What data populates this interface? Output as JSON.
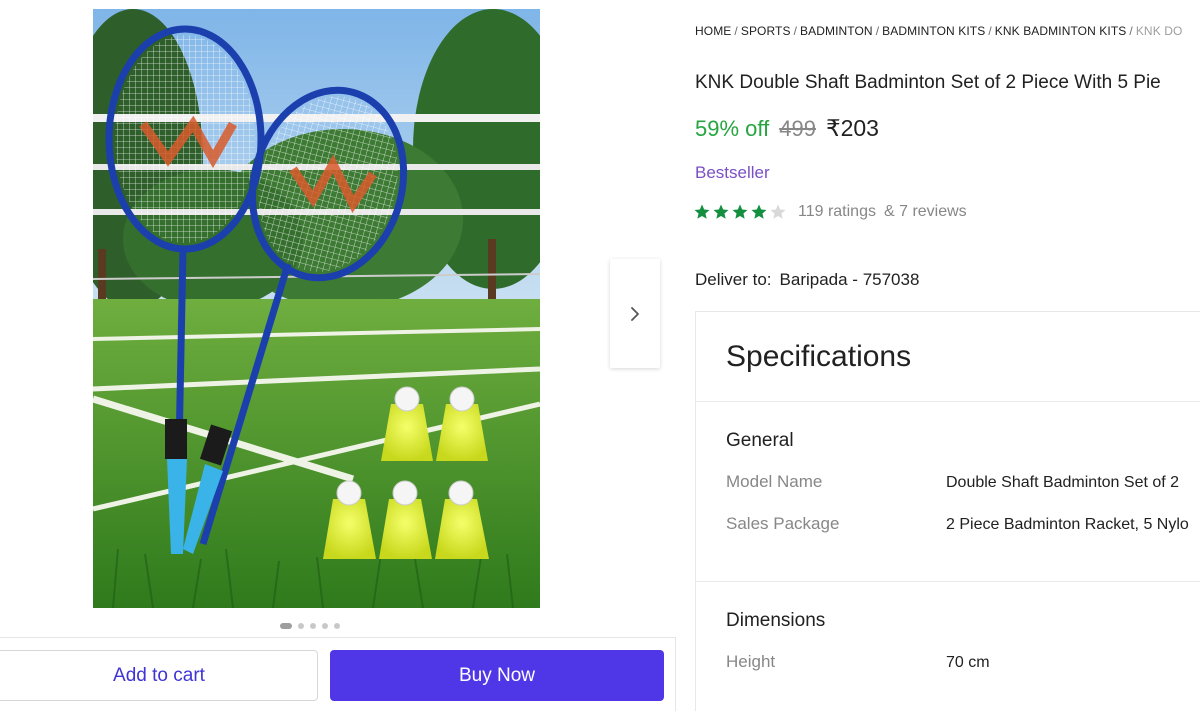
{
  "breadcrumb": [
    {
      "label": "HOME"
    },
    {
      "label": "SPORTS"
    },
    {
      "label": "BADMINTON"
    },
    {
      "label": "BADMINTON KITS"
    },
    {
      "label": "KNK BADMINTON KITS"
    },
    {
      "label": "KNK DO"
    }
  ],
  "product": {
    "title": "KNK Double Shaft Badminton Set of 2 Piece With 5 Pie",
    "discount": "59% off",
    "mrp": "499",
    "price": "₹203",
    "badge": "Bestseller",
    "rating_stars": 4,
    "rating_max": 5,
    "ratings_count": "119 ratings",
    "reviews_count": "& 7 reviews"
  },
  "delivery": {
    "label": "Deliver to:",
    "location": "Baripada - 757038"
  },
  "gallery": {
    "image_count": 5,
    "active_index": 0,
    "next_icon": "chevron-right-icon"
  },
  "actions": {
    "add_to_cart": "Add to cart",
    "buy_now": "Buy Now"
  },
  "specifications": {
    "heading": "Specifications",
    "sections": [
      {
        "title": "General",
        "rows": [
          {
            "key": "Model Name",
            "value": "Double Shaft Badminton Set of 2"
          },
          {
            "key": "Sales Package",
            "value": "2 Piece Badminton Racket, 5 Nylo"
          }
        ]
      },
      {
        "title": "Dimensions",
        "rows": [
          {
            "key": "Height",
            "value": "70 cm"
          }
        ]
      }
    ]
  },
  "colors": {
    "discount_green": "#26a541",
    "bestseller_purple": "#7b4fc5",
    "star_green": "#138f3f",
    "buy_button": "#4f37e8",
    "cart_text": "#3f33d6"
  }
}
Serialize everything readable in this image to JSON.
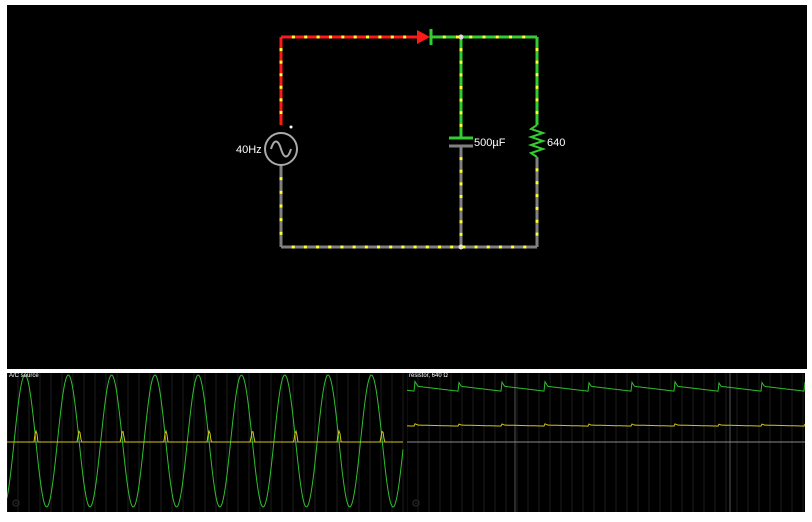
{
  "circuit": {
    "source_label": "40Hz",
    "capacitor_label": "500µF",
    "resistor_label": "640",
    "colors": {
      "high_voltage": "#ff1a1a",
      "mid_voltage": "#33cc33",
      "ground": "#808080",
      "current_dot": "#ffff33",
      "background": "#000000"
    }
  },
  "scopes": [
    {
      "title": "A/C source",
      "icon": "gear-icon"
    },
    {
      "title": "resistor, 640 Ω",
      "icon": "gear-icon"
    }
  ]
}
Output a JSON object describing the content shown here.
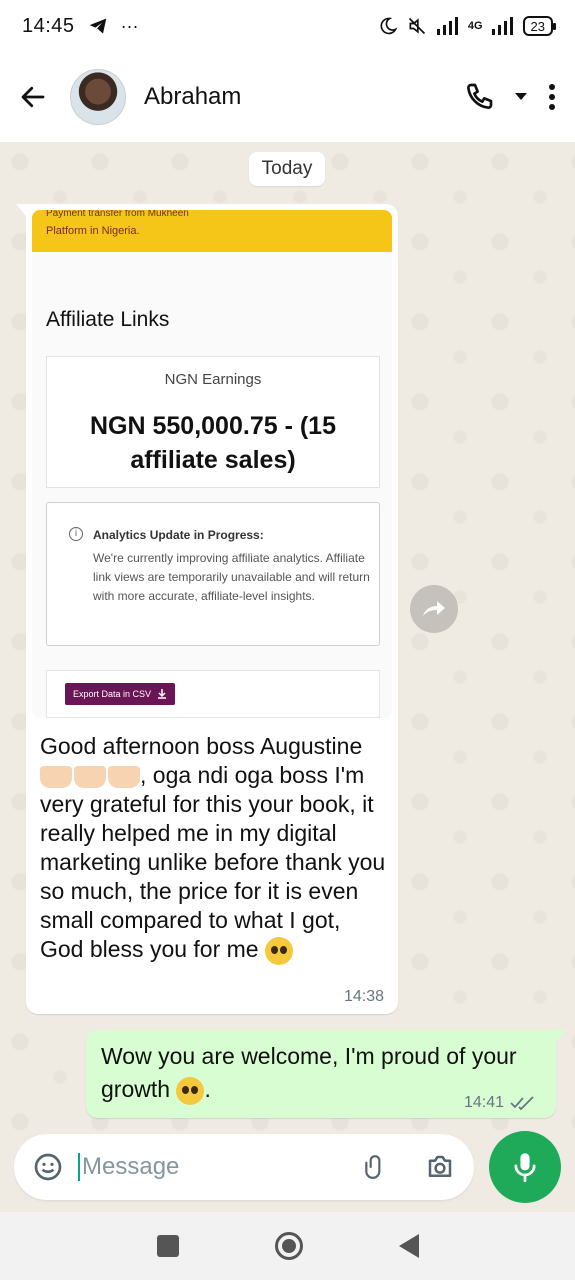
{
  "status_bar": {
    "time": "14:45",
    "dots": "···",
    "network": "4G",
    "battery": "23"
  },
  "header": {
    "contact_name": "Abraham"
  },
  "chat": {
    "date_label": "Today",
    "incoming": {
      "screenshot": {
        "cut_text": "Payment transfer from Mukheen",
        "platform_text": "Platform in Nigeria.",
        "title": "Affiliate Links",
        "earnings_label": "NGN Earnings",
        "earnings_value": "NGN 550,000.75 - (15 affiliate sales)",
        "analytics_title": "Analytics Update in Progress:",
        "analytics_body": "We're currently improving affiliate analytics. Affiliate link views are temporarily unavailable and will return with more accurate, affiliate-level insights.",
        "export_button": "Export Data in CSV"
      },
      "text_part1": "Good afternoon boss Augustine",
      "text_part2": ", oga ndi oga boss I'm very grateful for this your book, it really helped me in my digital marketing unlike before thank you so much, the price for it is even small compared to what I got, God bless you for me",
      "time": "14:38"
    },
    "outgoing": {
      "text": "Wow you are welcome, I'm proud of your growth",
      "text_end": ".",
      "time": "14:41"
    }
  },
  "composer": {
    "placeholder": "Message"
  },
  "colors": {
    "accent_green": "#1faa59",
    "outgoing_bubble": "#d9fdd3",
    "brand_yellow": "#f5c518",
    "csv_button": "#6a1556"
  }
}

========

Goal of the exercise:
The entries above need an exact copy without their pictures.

Expected output:
What data populates this interface? Output as JSON.
{
  "breadcrumb": [
    {
      "label": "HOME"
    },
    {
      "label": "SPORTS"
    },
    {
      "label": "BADMINTON"
    },
    {
      "label": "BADMINTON KITS"
    },
    {
      "label": "KNK BADMINTON KITS"
    },
    {
      "label": "KNK DO"
    }
  ],
  "product": {
    "title": "KNK Double Shaft Badminton Set of 2 Piece With 5 Pie",
    "discount": "59% off",
    "mrp": "499",
    "price": "₹203",
    "badge": "Bestseller",
    "rating_stars": 4,
    "rating_max": 5,
    "ratings_count": "119 ratings",
    "reviews_count": "& 7 reviews"
  },
  "delivery": {
    "label": "Deliver to:",
    "location": "Baripada - 757038"
  },
  "gallery": {
    "image_count": 5,
    "active_index": 0,
    "next_icon": "chevron-right-icon"
  },
  "actions": {
    "add_to_cart": "Add to cart",
    "buy_now": "Buy Now"
  },
  "specifications": {
    "heading": "Specifications",
    "sections": [
      {
        "title": "General",
        "rows": [
          {
            "key": "Model Name",
            "value": "Double Shaft Badminton Set of 2"
          },
          {
            "key": "Sales Package",
            "value": "2 Piece Badminton Racket, 5 Nylo"
          }
        ]
      },
      {
        "title": "Dimensions",
        "rows": [
          {
            "key": "Height",
            "value": "70 cm"
          }
        ]
      }
    ]
  },
  "colors": {
    "discount_green": "#26a541",
    "bestseller_purple": "#7b4fc5",
    "star_green": "#138f3f",
    "buy_button": "#4f37e8",
    "cart_text": "#3f33d6"
  }
}
Serialize everything readable in this image to JSON.
{
  "circuit": {
    "source_label": "40Hz",
    "capacitor_label": "500µF",
    "resistor_label": "640",
    "colors": {
      "high_voltage": "#ff1a1a",
      "mid_voltage": "#33cc33",
      "ground": "#808080",
      "current_dot": "#ffff33",
      "background": "#000000"
    }
  },
  "scopes": [
    {
      "title": "A/C source",
      "icon": "gear-icon"
    },
    {
      "title": "resistor, 640 Ω",
      "icon": "gear-icon"
    }
  ]
}
Output a JSON object describing the content shown here.
{
  "status_bar": {
    "time": "14:45",
    "dots": "···",
    "network": "4G",
    "battery": "23"
  },
  "header": {
    "contact_name": "Abraham"
  },
  "chat": {
    "date_label": "Today",
    "incoming": {
      "screenshot": {
        "cut_text": "Payment transfer from Mukheen",
        "platform_text": "Platform in Nigeria.",
        "title": "Affiliate Links",
        "earnings_label": "NGN Earnings",
        "earnings_value": "NGN 550,000.75 - (15 affiliate sales)",
        "analytics_title": "Analytics Update in Progress:",
        "analytics_body": "We're currently improving affiliate analytics. Affiliate link views are temporarily unavailable and will return with more accurate, affiliate-level insights.",
        "export_button": "Export Data in CSV"
      },
      "text_part1": "Good afternoon boss Augustine",
      "text_part2": ", oga ndi oga boss I'm very grateful for this your book, it really helped me in my digital marketing unlike before thank you so much, the price for it is even small compared to what I got, God bless you for me",
      "time": "14:38"
    },
    "outgoing": {
      "text": "Wow you are welcome, I'm proud of your growth",
      "text_end": ".",
      "time": "14:41"
    }
  },
  "composer": {
    "placeholder": "Message"
  },
  "colors": {
    "accent_green": "#1faa59",
    "outgoing_bubble": "#d9fdd3",
    "brand_yellow": "#f5c518",
    "csv_button": "#6a1556"
  }
}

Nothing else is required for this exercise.